> _Assigned task_:
Where a line holds the word "Collaborator", copy it from the records.

> _The input_:
━━━━━━
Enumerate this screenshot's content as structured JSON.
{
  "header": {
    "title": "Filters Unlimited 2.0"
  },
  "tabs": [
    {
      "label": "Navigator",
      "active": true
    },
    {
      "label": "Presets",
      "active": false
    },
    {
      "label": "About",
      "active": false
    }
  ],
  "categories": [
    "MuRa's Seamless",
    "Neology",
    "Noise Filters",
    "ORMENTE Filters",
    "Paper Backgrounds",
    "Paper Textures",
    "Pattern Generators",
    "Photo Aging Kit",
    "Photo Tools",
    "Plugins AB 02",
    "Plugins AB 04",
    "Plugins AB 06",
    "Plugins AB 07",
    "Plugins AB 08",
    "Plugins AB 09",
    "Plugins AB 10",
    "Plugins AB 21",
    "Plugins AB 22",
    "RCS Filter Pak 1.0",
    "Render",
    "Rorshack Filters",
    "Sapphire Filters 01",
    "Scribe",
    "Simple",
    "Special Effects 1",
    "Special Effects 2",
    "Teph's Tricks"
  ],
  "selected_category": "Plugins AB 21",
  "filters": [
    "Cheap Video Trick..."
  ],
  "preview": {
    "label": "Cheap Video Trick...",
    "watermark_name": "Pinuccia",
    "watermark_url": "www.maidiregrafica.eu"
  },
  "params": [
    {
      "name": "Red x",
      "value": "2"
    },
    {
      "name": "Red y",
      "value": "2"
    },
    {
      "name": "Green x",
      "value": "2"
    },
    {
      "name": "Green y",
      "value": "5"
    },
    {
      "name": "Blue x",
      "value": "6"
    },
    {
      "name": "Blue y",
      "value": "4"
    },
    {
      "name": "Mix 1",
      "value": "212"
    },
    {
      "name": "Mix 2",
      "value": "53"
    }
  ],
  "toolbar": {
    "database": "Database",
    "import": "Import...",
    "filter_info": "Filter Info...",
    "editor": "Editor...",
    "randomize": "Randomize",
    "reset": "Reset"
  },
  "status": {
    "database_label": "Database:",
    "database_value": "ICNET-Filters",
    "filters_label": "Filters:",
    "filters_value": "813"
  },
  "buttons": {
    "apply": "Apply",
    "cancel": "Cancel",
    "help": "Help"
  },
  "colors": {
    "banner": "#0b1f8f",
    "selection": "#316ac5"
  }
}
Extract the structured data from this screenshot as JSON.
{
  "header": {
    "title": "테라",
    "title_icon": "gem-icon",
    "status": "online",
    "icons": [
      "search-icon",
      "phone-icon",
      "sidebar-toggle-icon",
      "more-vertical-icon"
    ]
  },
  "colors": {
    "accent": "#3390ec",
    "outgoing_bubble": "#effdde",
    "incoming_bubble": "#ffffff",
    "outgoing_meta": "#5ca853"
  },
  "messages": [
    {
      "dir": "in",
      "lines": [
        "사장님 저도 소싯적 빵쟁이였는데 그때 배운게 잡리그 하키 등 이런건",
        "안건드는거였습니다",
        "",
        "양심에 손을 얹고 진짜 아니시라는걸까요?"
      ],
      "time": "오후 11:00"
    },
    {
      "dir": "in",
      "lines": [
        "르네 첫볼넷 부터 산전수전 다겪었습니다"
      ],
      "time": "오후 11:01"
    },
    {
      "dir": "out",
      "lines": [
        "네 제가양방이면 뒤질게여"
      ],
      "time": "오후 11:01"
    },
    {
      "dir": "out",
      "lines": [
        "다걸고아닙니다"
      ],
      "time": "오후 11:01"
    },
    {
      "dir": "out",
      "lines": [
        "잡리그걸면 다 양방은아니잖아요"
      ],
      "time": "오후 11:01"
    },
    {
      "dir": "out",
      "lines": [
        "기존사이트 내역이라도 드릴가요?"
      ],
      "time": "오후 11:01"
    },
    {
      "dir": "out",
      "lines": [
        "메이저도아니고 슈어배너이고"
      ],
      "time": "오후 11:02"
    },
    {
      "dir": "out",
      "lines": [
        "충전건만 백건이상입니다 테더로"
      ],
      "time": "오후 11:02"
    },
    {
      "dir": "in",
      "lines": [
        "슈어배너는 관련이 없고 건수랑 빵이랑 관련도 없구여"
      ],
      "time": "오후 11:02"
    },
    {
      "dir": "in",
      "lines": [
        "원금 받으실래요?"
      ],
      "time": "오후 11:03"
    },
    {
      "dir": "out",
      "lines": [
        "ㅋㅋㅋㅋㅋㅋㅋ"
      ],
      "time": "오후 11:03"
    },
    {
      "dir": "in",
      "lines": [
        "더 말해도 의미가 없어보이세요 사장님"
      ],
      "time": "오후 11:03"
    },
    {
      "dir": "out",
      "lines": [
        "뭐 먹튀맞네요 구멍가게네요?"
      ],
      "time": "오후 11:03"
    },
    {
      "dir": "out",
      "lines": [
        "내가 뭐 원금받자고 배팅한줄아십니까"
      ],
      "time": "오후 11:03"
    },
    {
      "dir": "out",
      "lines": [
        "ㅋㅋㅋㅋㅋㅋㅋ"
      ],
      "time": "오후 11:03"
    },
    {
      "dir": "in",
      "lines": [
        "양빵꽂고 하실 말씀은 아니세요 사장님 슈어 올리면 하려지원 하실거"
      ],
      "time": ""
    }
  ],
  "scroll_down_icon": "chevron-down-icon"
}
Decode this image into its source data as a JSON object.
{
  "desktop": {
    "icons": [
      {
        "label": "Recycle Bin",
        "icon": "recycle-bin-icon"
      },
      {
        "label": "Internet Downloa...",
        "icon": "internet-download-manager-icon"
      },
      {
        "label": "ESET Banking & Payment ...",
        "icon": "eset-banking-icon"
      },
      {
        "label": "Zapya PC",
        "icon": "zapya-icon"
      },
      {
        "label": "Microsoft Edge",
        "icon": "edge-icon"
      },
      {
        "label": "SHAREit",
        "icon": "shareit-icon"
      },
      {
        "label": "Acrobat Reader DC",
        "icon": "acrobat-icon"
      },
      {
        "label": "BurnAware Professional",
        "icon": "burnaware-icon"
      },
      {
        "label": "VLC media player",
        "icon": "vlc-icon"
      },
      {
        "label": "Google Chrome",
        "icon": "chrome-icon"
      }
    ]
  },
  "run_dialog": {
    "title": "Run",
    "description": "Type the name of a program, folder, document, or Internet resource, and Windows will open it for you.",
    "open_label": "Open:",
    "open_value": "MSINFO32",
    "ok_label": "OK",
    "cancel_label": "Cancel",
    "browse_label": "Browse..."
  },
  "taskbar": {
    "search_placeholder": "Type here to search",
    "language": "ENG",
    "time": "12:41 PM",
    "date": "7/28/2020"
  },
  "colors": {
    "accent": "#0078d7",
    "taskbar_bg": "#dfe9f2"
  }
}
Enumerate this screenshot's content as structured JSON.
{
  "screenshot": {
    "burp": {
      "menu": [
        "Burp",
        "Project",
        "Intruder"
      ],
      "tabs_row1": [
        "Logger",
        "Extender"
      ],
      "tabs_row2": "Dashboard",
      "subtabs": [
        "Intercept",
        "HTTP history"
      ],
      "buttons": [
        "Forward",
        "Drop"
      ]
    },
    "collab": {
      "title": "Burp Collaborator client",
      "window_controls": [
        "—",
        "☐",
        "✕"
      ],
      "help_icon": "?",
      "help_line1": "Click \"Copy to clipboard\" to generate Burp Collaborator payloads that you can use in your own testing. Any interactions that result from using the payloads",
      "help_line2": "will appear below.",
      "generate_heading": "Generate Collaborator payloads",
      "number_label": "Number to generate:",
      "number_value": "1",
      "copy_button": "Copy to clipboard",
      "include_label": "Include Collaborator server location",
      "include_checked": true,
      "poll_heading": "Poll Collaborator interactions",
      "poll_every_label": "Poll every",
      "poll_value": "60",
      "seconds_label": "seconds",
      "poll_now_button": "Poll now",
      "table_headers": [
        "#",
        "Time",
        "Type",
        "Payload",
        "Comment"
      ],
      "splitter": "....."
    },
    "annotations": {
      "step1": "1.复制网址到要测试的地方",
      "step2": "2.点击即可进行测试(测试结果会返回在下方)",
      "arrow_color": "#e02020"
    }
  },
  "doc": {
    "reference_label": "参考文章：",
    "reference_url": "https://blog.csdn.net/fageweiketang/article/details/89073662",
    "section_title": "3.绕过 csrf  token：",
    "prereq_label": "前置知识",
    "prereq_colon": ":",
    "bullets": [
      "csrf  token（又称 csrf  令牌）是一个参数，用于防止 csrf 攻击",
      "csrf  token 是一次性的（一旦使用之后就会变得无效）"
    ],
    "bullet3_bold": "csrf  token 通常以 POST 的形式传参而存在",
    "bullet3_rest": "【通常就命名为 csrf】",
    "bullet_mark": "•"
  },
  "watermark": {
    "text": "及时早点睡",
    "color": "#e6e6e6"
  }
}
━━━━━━
> _Solution_:
      "title": "Burp Collaborator client",
      "help_line1": "Click \"Copy to clipboard\" to generate Burp Collaborator payloads that you can use in your own testing. Any interactions that result from using the payloads",
      "generate_heading": "Generate Collaborator payloads",
      "include_label": "Include Collaborator server location",
      "poll_heading": "Poll Collaborator interactions",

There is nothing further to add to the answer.